Type Semi-automatic rifle
Place of origin Italy
Production history
Manufacturer Benelli Armi for Beretta
Produced 2005-Present
Specifications
Weight 3.19 kg (7.03 lbs) without magazine
Length 854 mm (33.6 inches) or 943 mm (37.72 inches)
Barrel length 317 mm (12.5 inches) or 406 mm (16.24 inches) or 508 mm (20 inches)
Width 63.5 mm (2.45 inches)
Height 196 mm (7.84 inches)

Cartridge 5.56mm NATO/.223 Rem (6.8x43 in research)
Action Semi-automatic, Gas-operated, rotating bolt
Rate of fire Semi-automatic only
Feed system 10, 20 or 30 round STANAG magazine
Sights Iron

The Beretta Rx4 is a rifle developed and manufactured by the Beretta Holding of Italy.

Details[edit]

The action is a gas-operated, rotating bolt, using the Auto-Regulated Gas-Operated system patented by Benelli.
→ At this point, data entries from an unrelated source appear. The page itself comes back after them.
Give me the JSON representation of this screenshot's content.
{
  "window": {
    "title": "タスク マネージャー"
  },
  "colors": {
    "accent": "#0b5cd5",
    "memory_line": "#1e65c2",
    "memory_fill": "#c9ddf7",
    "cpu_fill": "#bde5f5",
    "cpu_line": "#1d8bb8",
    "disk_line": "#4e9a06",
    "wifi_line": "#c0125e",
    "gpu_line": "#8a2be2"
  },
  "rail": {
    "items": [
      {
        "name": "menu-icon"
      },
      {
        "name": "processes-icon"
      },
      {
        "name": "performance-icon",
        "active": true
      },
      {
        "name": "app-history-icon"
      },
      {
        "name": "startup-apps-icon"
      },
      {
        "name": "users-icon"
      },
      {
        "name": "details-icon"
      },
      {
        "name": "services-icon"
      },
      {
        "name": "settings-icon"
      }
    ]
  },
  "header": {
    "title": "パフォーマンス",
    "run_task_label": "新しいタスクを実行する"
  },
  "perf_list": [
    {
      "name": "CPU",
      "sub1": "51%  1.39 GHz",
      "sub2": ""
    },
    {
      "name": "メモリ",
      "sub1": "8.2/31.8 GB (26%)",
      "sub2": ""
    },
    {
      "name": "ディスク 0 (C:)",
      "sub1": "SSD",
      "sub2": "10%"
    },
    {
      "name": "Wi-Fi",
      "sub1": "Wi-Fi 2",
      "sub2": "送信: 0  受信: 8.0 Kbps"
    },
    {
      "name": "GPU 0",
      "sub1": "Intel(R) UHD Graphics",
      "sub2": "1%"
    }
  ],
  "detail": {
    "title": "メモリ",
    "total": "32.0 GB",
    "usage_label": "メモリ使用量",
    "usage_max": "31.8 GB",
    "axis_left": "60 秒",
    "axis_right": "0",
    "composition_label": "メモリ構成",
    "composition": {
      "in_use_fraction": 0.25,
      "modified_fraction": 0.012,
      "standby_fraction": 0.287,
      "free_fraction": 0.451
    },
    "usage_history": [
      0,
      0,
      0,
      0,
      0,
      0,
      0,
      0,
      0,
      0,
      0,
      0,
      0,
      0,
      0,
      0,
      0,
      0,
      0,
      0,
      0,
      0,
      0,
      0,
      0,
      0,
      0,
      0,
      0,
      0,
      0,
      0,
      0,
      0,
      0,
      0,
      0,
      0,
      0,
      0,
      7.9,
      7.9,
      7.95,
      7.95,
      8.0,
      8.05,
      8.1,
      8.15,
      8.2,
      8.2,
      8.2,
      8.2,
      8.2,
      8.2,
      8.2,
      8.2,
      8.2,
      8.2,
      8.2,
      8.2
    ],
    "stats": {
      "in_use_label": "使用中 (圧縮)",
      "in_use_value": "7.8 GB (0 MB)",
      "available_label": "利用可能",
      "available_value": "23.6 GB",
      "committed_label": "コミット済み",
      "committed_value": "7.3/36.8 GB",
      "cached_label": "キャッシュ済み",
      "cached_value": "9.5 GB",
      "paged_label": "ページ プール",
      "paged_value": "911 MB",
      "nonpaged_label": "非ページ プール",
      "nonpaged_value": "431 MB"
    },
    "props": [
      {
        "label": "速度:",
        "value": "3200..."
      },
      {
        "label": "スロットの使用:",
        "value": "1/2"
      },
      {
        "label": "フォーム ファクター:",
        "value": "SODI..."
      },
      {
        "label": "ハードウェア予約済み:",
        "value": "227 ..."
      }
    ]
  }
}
The rifle uses STANAG magazines and can feature either a fixed stock or an adjustable stock. The rifle is in the same "family" as the Beretta Px4 Storm pistol and the Cx4 Storm Carbine, but doesn't share working systems or parts with any of the above. This weapon operates only in semi-automatic mode, and no selective-fire or otherwise full-automatic version of the Rx4 carbine is planned. Beretta is already developing a completely different new-generation assault rifle called the ARX-160. The Rx4 Storm is thus not currently in any military use, as it has not been intended to be, albeit one of its variants (the 12.5-inch barrel "Tactical" version with pistol grip and 5-position telescopic stock) has been intended primarily as a "patrol carbine" for police organizations and private security operators.

Manufactory[edit]

The Rx4 is the first .223 caliber carbine in Beretta's Storm-family. It is entirely and solely manufactured in the Benelli Armi plant in Urbino, and marked "Beretta" as Benelli is part of the Beretta Holding and owned by Beretta since 1983; nonetheless, in Italy, the Rx4 Storm carbine is inscribed on the National Catalogue of Firearms (the list of firearms approved for civilian ownership by the Italian Ministry of Interior) as the Benelli Mr1. The samples sold in the United States are assembled at the Beretta-USA plant in Accokeek, Maryland with imported parts of Italian manufacture.

Variants[edit]

As of 2007, the weapon is available in a wide array of variants; available barrel lengths are 12.5” and 16 inches, with three different stocks available: standard hunting rifle stock, sporting stock with fixed buttstock and pistol grip, and tactical stock with pistol grip and 5-position telescoping buttstock. The 12.5 inch barrel is threaded and features a removable muzzle brake. The Rx4 has a MIL-STD-1913 “Picatinny” top rail, with side and bottom and fore-end rails optional.

The gas port is located just forward of the chamber where the gases are hotter and cleaner.

The Rx4 Storm has nine attachment points for slings to accommodate multiple carry options. It does not require tools for disassembly. When the last round fires, the bolt locks to the rear. A combat ghost ring sight, adjustable for windage and elevation, is standard.

Availability[edit]

The market availability of the different models of the Rx4 Storm carbine differs from country to country. The 12.5 inch variant with removable muzzle brake, which has been primarily intended as a Police patrol carbine, is normally on sale in Italy like all the other variants, while in the United States it is not yet available (December 2007) in any model to civilians. The 12.5 inch model may be sold by Beretta-USA only as a "Law Enforcement weapon", and all NFA rules apply to it, as its short barrel length restricts its civilian availability as a "Short Barreled Rifle" (any rifle with a barrel length less than 16 inches as described in the NFA Title 2), a category of firearms which is forbidden to own in certain States and that requires a BATFE Form 4 to be filed and a payment of $200.00. The strict regulations of the National Firearms Act are compounded by the Gun Control Act of 1968, which prohibits the importation of such firearms, on the grounds that they are not particularly suitable for or readily adaptable to sporting purposes.